*** EXERCISE INPUT Section Begins ***

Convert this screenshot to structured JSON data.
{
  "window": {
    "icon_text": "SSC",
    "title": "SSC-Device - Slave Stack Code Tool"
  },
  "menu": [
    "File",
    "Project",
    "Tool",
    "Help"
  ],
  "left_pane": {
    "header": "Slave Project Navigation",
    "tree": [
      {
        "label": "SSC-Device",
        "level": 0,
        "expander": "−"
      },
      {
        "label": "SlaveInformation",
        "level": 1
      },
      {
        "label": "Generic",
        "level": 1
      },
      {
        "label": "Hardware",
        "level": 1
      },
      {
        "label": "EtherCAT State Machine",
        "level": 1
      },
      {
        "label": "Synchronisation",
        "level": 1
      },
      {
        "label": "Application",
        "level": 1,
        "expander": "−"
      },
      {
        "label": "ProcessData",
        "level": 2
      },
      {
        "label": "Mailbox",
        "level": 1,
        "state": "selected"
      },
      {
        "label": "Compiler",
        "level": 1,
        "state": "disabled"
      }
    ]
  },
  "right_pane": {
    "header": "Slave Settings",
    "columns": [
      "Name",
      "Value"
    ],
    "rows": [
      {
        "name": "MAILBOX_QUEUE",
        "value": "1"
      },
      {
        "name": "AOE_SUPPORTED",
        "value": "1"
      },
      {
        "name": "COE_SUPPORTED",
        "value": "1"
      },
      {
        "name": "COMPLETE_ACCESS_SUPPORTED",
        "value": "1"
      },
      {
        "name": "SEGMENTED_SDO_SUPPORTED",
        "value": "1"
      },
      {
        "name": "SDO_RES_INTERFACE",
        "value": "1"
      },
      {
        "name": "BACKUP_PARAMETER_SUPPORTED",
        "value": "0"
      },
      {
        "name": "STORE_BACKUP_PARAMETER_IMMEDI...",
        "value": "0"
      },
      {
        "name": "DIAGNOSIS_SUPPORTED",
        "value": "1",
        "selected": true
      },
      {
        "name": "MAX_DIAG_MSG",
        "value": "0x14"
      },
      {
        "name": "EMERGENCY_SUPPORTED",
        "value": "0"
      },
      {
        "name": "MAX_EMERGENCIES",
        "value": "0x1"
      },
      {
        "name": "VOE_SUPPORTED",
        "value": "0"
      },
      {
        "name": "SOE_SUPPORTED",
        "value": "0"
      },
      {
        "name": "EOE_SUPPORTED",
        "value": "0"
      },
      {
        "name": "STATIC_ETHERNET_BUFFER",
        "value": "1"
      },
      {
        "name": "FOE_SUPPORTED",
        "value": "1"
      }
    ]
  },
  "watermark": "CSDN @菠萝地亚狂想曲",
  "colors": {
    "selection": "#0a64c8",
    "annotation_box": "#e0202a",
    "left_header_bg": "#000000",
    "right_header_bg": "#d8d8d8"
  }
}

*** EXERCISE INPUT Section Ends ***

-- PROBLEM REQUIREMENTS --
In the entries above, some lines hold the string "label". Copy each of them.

-- RESPONSE --
        "label": "SSC-Device",
        "label": "SlaveInformation",
        "label": "Generic",
        "label": "Hardware",
        "label": "EtherCAT State Machine",
        "label": "Synchronisation",
        "label": "Application",
        "label": "ProcessData",
        "label": "Mailbox",
        "label": "Compiler",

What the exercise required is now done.